═══ Data shown

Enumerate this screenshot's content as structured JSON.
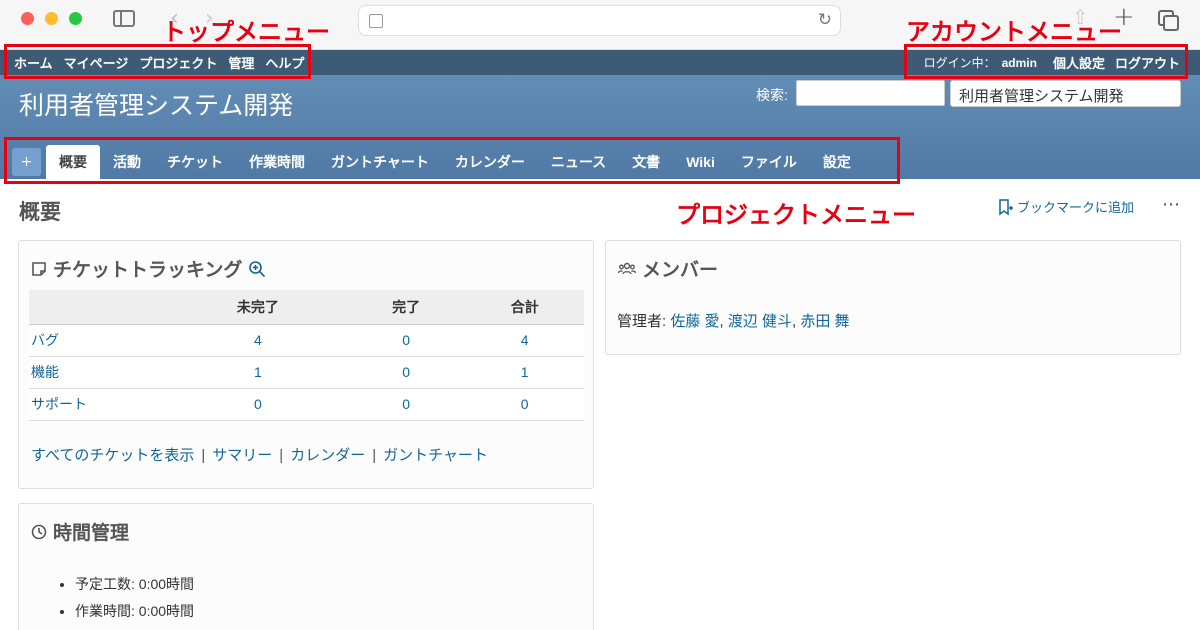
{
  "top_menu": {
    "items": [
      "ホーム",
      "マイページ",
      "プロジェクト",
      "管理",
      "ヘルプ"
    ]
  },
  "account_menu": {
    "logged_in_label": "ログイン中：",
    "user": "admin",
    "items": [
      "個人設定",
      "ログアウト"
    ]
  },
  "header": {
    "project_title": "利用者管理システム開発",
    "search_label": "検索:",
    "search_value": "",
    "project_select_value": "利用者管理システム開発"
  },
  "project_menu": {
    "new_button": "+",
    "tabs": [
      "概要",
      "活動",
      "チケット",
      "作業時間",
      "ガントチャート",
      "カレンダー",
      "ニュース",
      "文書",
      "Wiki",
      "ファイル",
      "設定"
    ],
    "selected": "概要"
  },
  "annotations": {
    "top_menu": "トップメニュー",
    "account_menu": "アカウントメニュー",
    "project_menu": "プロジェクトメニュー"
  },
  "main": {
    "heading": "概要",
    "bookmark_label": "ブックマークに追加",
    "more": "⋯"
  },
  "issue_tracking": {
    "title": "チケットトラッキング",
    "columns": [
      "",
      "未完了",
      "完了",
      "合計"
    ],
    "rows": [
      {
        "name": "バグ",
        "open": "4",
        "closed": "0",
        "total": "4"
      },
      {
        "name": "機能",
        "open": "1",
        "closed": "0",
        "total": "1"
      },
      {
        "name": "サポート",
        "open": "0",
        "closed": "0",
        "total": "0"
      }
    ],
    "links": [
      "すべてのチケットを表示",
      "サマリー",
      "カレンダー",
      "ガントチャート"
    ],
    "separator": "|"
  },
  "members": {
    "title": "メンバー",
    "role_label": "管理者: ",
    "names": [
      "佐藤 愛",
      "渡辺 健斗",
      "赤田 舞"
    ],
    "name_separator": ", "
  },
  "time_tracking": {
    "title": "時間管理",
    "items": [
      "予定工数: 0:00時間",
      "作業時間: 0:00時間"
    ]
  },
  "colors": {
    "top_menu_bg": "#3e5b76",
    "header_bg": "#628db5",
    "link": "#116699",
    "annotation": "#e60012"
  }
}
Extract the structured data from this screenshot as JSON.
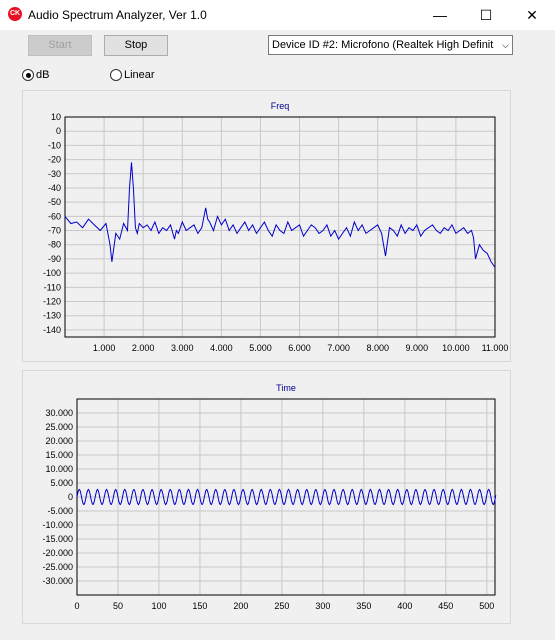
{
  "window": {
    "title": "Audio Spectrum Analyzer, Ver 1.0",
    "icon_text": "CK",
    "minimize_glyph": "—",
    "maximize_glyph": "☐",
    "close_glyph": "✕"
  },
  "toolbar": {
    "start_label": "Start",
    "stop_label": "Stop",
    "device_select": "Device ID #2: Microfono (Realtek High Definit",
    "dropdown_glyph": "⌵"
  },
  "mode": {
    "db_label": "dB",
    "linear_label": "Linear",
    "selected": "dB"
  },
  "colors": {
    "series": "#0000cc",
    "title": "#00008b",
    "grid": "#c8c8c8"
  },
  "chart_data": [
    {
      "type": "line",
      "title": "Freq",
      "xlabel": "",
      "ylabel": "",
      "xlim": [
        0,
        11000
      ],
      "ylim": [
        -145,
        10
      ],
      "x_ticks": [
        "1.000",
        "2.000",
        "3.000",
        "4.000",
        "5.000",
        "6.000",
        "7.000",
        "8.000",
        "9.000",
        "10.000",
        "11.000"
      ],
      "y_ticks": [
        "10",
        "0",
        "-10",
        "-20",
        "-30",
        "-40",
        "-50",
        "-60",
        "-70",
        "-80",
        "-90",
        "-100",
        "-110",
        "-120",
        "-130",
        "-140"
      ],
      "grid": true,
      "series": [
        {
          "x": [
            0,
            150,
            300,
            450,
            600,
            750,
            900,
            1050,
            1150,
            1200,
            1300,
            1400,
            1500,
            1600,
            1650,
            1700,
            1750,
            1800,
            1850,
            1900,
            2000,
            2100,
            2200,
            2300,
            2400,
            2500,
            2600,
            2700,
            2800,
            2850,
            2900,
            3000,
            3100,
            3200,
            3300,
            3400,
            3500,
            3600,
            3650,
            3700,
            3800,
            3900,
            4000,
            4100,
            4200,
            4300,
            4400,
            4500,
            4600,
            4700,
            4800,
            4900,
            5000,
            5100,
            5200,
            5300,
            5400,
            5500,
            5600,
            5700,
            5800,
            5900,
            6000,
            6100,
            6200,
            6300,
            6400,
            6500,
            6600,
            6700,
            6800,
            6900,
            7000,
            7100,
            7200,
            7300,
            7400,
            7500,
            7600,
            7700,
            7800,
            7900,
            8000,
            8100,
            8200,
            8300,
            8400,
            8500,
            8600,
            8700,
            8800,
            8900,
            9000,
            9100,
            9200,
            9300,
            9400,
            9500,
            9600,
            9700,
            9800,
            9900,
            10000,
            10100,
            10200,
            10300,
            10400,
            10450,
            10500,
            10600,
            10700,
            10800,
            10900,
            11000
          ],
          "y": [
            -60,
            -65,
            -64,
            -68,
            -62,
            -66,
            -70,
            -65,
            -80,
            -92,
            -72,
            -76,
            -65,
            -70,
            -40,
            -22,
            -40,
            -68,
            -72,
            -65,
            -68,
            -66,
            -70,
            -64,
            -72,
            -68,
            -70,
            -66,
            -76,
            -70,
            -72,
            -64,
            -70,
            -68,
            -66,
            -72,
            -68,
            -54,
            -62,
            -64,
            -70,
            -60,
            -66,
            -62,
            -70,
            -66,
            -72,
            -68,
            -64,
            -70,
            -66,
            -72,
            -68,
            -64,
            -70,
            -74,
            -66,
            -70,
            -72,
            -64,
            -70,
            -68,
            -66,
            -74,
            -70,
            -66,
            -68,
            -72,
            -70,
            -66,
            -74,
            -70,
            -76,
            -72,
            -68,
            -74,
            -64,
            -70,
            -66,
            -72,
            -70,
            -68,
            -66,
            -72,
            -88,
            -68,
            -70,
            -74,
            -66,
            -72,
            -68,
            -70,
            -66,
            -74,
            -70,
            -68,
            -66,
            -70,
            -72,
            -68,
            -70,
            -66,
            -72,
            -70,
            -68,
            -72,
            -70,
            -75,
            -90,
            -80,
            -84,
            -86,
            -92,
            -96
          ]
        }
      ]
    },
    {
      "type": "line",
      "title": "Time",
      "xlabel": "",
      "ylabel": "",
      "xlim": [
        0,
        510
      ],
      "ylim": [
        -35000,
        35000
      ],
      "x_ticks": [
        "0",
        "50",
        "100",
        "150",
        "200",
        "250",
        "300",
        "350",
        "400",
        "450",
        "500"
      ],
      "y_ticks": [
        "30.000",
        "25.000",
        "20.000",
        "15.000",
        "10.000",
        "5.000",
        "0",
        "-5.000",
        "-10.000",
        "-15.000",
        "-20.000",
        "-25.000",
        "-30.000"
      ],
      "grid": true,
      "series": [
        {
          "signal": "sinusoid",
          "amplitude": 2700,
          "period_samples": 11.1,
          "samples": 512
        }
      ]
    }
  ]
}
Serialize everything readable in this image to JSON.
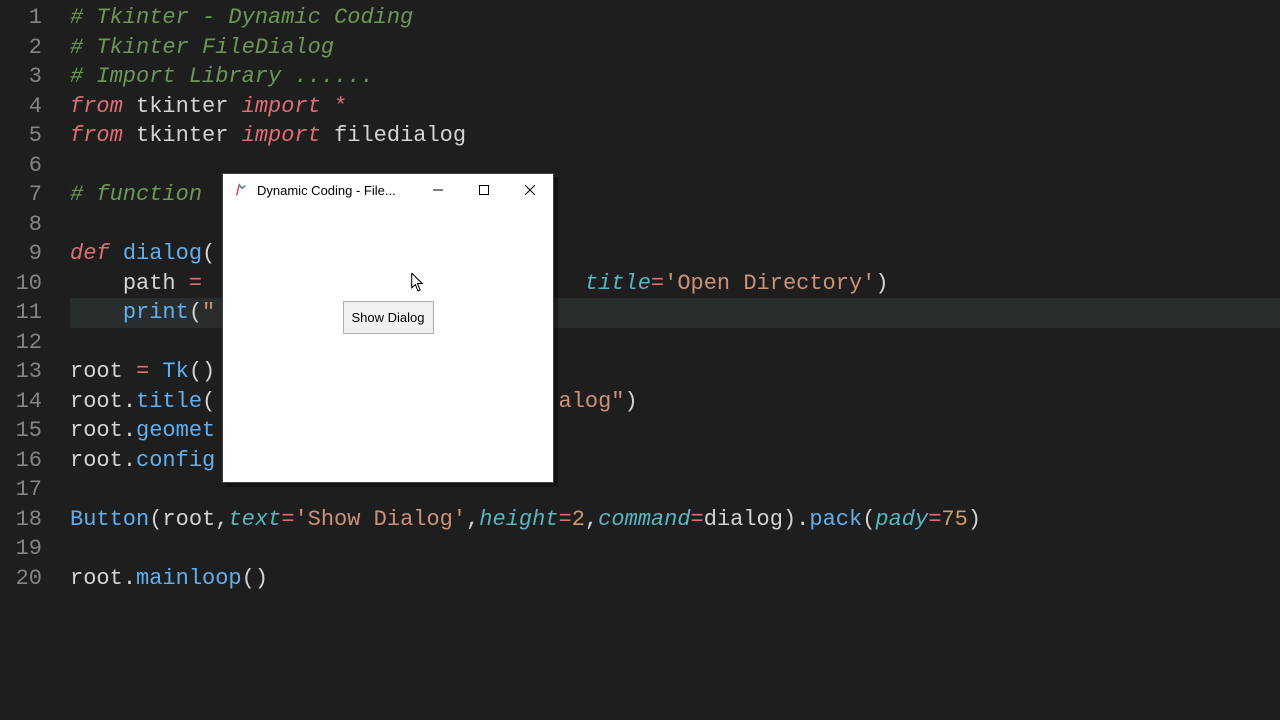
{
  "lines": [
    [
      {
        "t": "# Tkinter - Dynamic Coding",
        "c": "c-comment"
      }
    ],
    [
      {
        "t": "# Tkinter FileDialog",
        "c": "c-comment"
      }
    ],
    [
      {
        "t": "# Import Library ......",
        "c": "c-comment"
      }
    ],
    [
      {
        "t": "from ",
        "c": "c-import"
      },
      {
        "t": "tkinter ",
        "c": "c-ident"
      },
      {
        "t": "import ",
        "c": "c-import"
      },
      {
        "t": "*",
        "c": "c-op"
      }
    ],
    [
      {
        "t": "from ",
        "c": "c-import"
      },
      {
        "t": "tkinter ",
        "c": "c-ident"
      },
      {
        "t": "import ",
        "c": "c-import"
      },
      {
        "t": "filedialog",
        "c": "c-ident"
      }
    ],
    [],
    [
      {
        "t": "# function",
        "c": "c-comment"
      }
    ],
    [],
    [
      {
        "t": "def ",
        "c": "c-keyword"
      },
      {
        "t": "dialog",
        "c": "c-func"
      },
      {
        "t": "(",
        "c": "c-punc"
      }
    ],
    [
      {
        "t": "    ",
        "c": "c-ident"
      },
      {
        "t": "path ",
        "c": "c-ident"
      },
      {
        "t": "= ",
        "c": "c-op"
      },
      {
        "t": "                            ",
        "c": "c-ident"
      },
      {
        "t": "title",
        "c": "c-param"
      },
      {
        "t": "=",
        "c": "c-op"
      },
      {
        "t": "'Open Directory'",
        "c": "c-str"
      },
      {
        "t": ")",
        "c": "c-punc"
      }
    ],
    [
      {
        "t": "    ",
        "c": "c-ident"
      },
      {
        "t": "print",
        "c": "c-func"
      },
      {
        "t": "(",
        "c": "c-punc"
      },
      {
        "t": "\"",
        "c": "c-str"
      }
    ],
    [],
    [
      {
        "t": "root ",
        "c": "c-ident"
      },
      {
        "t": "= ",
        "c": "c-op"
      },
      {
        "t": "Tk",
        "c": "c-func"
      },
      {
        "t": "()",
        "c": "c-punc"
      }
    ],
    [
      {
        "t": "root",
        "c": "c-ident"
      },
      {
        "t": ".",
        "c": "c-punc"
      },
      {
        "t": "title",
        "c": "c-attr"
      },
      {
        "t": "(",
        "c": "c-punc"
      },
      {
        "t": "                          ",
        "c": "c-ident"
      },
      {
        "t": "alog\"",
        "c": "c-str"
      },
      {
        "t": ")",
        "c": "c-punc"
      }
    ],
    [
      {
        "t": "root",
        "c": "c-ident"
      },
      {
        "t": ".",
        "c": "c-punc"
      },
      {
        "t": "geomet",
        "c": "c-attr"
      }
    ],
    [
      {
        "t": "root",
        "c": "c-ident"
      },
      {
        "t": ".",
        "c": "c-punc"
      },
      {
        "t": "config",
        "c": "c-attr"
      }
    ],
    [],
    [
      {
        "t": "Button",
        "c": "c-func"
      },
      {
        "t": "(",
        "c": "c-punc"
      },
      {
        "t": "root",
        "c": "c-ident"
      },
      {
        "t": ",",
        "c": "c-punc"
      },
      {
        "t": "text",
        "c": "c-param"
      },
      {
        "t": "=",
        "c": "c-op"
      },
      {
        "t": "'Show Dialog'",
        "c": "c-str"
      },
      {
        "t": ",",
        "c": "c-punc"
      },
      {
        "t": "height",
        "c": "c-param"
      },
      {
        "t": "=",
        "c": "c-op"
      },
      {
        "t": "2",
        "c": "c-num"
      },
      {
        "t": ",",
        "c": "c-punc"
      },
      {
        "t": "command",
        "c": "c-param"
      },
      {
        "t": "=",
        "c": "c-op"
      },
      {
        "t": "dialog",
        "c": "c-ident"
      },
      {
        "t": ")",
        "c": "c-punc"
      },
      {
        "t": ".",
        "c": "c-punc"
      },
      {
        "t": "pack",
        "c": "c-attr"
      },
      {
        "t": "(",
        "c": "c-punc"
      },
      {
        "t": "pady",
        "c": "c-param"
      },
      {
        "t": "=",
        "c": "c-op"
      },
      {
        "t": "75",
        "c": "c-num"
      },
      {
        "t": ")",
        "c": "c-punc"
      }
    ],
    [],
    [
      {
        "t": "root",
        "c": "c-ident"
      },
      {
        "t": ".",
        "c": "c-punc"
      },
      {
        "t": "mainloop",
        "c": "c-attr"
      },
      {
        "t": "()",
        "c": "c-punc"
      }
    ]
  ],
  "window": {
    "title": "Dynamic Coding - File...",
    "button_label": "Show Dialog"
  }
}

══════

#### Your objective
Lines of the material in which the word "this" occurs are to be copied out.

#### Final answer
Enumerate this screenshot's content as structured JSON.
Extract the structured data from this screenshot as JSON.
Serialize everything readable in this image to JSON.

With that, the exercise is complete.